Sirius’s shoulders sagged with relief for a brief moment, before his hands came up to clasp either side of her face and his lips descended to hers, catching her up in a kiss that expressed all the anxiety he refused to give voice to.
When he pulled away, it was only to press his forehead against hers. “Well, this’ll be a helluva thing to explain to the lads.”
Bellatrix grinned. “I think you shouldn’t explain a thing. Let’s just saunter in there like nothing’s strange at all.”
“James’ll hex you on sight.”
“He’s welcome to try,” Bella laughed. “I don’t recall it doing him much good in school.” She went up on her toes -- it was damned unfair, how much taller than her he’d gotten -- and nipped playfully at his neck. “Which will bother them more, that I’m a defector or that I’m your cousin?”
“That is a very good question. I imagine they’ll be in a right fix sorting the answer to that out themselves.” His fingers smoothed back her hair, tucking away a lock that had fallen loose of her plait. “And you’re sure?”
“Wouldn’t be here if I wasn’t,” Bella said, more certainly than she felt, in truth. However cavalier she passed it off, the choice had not been easy. The weight of centuries crowded down upon her shoulders, urging, pushing, trying to steer her onto one path. No one knew the energy it took to fight that better than Sirius. But however little she liked the idea of glorifying Mudbloods and ceding the privilege of her family’s position to newcomers and upstarts, she could see the way the world was moving -- and she did not intend to be left behind.
And there was Sirius: her mirror, her match. This was certainly not what their parents had intended, match-making in the cradle, not how they had meant to hold the House of Black together for future generations.
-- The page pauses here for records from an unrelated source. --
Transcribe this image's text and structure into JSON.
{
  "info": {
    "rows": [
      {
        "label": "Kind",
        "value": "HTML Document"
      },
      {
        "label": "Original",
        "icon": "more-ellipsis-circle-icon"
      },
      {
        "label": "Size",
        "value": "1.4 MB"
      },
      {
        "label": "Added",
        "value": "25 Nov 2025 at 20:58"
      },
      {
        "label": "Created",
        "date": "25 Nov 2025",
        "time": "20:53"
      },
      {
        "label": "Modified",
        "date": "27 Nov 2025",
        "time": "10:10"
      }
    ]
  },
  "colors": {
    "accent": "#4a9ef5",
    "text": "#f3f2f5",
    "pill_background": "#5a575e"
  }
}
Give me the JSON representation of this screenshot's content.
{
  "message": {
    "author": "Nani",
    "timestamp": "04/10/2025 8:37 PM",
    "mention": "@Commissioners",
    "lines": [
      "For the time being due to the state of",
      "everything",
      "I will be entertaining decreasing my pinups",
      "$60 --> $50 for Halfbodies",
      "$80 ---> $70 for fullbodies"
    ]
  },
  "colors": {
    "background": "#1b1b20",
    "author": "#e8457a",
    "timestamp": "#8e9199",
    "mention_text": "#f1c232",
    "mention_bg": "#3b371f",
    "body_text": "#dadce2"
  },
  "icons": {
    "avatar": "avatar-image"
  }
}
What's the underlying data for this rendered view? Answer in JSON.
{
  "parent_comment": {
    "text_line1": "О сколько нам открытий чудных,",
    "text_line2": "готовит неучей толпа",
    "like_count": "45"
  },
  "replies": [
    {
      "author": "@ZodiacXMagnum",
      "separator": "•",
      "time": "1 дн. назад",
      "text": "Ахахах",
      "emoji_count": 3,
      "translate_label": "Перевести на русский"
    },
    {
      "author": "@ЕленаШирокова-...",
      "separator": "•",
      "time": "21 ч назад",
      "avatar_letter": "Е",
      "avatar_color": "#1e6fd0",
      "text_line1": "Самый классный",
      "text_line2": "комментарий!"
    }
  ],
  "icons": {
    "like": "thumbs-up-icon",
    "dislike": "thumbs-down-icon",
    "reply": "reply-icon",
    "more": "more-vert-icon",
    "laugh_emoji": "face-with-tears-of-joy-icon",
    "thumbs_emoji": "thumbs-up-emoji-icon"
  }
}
The thought of their fury threatened to put a sob and a laugh in her throat at the same time.
‘Perhaps they will have to forgive,’ she thought, ‘rather than lose a third scion.’ If the tapestry had to bear many more holes, the whole damn thing might unravel.
A problem for another day.
“He did insist,” Bella said, trailing a finger along Sirius’s jawline, “that I be watched very closely at first, lest I should relapse into sinful ways.”
Sirius grinned, that wicked-promising twist that sent a thrill coursing through her blood. “I’ll volunteer. Often.”